## Assignment
Search the data for the word "count". Reproduce every line where it is found.

## Available data
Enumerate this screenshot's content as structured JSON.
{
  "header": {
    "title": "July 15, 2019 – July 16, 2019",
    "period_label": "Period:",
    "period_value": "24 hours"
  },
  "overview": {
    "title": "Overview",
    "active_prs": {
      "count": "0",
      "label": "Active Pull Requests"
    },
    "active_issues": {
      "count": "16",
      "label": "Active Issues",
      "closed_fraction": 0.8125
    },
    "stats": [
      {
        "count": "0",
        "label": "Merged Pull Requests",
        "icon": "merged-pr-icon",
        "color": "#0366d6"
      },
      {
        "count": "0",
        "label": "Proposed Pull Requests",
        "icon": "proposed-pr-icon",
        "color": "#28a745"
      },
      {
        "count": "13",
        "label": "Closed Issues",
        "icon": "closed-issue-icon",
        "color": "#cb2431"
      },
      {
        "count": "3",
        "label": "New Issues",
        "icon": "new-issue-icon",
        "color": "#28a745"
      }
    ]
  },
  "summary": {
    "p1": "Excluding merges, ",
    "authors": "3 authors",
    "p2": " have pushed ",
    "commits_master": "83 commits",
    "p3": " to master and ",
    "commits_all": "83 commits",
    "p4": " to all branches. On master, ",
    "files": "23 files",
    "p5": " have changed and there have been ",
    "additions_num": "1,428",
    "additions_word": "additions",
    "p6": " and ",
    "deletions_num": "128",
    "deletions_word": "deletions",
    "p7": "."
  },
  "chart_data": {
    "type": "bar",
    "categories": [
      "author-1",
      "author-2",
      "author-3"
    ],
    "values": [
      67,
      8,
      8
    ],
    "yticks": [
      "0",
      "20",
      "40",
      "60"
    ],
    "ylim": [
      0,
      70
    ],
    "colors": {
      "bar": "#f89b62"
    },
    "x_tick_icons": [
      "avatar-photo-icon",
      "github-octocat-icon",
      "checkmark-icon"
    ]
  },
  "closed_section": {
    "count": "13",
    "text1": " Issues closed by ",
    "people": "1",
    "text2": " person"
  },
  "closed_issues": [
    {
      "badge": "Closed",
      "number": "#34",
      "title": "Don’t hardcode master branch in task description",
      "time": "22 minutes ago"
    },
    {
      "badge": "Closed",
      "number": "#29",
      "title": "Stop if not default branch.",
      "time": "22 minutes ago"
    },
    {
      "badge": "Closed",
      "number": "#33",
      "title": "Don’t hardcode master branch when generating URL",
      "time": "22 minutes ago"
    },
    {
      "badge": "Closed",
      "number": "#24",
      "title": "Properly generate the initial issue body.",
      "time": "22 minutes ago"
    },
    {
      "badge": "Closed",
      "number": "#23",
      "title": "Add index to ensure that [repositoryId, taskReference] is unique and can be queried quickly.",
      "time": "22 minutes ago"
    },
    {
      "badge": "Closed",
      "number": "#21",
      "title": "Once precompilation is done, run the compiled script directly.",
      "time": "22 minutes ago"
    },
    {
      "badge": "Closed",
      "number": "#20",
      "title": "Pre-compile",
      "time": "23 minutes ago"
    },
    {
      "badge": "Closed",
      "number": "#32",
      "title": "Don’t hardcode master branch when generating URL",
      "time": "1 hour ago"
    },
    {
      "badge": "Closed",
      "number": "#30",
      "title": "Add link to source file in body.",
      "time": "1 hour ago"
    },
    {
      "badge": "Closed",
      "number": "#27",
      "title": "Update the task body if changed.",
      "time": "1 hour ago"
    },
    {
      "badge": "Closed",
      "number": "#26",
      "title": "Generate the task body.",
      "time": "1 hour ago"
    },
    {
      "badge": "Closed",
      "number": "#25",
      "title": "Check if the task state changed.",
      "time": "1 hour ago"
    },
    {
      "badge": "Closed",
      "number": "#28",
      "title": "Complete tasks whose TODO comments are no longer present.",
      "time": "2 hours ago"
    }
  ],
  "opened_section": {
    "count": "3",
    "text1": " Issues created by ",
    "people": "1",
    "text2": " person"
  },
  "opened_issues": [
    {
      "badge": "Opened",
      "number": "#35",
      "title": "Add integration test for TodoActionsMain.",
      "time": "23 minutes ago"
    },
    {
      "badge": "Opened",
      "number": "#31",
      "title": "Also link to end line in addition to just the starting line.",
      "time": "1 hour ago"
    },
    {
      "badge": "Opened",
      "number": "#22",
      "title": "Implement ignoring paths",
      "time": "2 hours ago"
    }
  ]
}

## Written response
      "count": "0",
      "count": "16",
        "count": "0",
        "count": "0",
        "count": "13",
        "count": "3",
    "count": "13",
    "count": "3",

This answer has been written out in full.